Positive brand recognition, unlike infamy, requires strategic thinking. Being the first to market isn’t a guaranteed way to ensure exposure. Take Gameworks, a restaurant and entertainment center in downtown Seattle served Impossible Burgers way before Burger King ever did. However, who is getting all the glory? The hamburger giant. Why? National awareness. Ironically, Gameworks, and any other establishment serving Impossible or Beyond Meat, will benefit, and their loyal customer base may expand because they jumped on the right bandwagon. Doing what is right can make it harder for an enterprise to succeed if they do not toot their own horn, and/or fail to convince the customer their product or service is better. Benchmark what others in your space are doing and tailor it to your needs. Revenue, not popularity, is king.
Keeping customer acquisition costs low and a high retention rate is the path to entrepreneurial bliss.

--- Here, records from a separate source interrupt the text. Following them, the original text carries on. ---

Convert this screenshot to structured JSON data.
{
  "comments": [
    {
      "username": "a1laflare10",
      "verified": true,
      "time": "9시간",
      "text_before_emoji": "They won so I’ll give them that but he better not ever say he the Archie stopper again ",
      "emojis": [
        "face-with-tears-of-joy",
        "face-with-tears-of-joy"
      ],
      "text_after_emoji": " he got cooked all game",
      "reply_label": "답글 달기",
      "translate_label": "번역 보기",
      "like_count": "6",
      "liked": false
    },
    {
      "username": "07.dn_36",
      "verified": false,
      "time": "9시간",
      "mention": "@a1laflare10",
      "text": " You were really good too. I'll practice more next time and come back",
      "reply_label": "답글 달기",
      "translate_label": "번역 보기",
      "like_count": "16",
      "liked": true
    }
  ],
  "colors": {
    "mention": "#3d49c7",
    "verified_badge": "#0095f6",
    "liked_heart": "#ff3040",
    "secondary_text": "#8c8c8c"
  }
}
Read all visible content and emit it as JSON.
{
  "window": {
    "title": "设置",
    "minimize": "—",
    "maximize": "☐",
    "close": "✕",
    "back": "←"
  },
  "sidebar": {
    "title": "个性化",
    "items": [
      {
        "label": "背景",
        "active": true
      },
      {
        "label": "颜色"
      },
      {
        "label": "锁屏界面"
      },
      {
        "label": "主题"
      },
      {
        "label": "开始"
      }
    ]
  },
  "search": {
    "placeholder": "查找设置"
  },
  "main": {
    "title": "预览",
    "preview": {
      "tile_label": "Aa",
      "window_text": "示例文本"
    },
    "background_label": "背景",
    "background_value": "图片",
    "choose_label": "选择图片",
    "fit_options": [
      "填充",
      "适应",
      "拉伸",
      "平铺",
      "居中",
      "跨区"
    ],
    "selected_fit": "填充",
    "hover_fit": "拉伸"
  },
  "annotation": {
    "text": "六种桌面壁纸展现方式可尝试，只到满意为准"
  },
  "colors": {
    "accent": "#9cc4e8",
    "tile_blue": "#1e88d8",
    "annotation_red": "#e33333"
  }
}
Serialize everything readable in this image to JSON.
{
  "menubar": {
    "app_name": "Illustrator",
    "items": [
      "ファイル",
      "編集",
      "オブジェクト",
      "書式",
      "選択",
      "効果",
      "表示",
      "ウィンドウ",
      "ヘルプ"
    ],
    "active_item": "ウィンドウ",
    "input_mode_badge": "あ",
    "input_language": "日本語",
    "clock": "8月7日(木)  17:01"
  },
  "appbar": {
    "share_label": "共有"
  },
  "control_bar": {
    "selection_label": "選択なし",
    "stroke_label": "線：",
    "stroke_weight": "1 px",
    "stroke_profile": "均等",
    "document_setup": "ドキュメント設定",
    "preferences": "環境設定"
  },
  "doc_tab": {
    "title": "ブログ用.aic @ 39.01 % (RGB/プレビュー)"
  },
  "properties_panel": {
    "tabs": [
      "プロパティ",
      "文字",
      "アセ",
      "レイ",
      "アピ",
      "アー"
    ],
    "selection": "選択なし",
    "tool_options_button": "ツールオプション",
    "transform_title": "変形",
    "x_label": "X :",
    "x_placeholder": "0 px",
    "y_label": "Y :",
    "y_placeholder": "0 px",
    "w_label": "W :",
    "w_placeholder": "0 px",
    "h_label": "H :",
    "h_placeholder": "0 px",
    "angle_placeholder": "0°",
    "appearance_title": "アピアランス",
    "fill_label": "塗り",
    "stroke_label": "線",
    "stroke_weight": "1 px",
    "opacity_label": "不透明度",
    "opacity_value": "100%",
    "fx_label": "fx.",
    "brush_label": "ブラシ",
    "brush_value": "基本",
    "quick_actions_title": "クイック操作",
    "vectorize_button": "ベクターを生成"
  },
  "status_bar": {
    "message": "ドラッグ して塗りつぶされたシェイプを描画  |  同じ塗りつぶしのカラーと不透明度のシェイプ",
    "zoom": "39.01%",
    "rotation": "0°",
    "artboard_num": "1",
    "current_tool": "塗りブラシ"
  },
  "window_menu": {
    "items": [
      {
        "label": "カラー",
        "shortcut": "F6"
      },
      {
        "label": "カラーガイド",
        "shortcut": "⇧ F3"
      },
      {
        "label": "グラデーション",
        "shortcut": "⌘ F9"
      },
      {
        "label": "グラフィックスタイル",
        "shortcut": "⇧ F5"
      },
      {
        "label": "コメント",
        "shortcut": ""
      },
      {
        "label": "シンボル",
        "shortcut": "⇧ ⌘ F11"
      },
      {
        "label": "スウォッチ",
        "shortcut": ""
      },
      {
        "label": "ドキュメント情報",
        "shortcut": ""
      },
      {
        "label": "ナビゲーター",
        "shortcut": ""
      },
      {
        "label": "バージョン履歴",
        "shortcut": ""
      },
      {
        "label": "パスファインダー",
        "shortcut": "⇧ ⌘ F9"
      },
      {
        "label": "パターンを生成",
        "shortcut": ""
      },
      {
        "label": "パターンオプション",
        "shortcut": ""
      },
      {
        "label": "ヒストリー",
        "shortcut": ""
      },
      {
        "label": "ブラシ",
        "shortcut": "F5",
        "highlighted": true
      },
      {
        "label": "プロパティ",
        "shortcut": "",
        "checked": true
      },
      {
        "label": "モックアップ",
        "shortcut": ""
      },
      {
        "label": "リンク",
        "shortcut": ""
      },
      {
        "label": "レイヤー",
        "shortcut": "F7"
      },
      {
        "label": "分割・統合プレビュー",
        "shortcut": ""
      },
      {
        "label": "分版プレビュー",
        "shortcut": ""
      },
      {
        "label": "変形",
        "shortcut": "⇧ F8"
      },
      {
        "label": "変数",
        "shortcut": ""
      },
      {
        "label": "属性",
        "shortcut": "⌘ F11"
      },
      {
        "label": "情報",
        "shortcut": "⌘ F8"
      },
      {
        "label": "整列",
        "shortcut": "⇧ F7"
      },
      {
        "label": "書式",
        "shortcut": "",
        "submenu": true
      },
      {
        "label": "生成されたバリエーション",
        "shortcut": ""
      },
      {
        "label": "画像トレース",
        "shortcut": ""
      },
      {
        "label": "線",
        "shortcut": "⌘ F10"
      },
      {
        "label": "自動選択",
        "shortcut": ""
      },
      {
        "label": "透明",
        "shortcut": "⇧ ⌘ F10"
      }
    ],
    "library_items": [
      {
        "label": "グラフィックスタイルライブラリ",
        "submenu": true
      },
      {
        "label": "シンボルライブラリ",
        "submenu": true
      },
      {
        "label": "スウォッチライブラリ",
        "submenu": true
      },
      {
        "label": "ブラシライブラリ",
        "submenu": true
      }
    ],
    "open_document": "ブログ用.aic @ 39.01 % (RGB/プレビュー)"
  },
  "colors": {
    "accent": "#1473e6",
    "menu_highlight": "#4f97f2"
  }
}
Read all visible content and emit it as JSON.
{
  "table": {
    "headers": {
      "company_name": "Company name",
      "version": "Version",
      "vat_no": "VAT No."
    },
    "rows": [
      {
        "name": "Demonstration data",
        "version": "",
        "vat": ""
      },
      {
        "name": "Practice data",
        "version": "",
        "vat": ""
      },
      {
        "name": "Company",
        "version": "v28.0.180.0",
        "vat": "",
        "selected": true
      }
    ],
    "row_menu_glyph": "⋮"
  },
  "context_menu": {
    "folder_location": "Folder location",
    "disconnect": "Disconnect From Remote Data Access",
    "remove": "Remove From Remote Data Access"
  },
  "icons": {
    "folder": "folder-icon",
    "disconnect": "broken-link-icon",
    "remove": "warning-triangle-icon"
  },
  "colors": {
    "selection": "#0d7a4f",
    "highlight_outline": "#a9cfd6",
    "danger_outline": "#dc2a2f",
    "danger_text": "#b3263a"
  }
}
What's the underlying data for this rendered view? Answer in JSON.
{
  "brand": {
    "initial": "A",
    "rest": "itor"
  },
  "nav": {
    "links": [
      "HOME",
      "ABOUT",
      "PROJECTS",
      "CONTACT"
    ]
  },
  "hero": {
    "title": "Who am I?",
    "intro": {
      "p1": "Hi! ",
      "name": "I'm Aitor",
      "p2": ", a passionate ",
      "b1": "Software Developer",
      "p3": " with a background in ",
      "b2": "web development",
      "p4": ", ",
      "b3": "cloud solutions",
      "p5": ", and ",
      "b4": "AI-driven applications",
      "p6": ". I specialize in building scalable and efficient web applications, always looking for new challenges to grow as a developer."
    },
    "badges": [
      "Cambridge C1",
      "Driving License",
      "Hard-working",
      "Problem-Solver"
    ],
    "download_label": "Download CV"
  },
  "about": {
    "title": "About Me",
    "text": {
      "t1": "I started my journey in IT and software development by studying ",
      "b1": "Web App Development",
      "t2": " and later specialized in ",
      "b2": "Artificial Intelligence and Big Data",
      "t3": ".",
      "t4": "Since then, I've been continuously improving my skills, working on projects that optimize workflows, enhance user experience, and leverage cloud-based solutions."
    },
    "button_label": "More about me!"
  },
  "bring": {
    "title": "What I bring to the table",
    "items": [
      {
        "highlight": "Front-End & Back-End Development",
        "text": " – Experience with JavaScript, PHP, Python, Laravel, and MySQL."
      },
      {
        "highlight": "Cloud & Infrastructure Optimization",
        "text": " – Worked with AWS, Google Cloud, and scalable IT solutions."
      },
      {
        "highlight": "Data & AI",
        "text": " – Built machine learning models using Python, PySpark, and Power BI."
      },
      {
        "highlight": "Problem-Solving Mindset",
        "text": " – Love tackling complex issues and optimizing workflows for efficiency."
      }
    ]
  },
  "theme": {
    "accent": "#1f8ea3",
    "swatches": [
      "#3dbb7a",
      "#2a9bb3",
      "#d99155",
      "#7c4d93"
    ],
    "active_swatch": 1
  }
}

The last five years of running MrsEnginerd’s blog and Zach’s many dog celeb pages have taught me that the magic of truthful yet engaging marketing for introverts is playing to your strong points. Being loyal to your values will attract a network that will genuinely promote your content/products based on their own positive experiences; one that can bring you along for the ride, giving you free (or relatively cheap) exposure. Nothing beats word of mouth and grassroots efforts. Avoid spending too much money on ads on Facebook or Instagram without proper guidance – DIY can cost you money better spent hiring experts to achieve greater returns.
Unfortunately, there’s not a one size fits all solution to the paradox. Just like Schröedinger’s assistant, we are along for the ride. For many businesses, it will take a village of loyalist and mix of marketing techniques to get you off the ground, to survive. Others will fail for lack of trying, or fade away into the sunset because they couldn’t find the magic sauce that would make them profitable. I’d dare state that all ideas, even bad ones, are marketable. It comes down to having the right people in your corner. To knowing the limits of your creativity and talent, and doing everything in your power to expand your knowledge, wisdom and experience.
If you are going at it alone, simple things like contests, raffles, asking bloggers to review your products in exchange for free swag, tagging trains or ambassador/referral programs or discounts may work best. The moment you are financially stable, or if you have cash to spare, hire a firm that specializes in finding holes in the consumer base and/or can successfully target advertising to those most likely to enjoy your company’s offerings. With a few tweaks and a cohesive battle plan you can grow your brand and following beyond your wildest dreams, without compromising your integrity or being thrust into the spotlight. Believe in yourself and be flexible, open to growth on both the personal and professional ends.
Fortune favors the bold!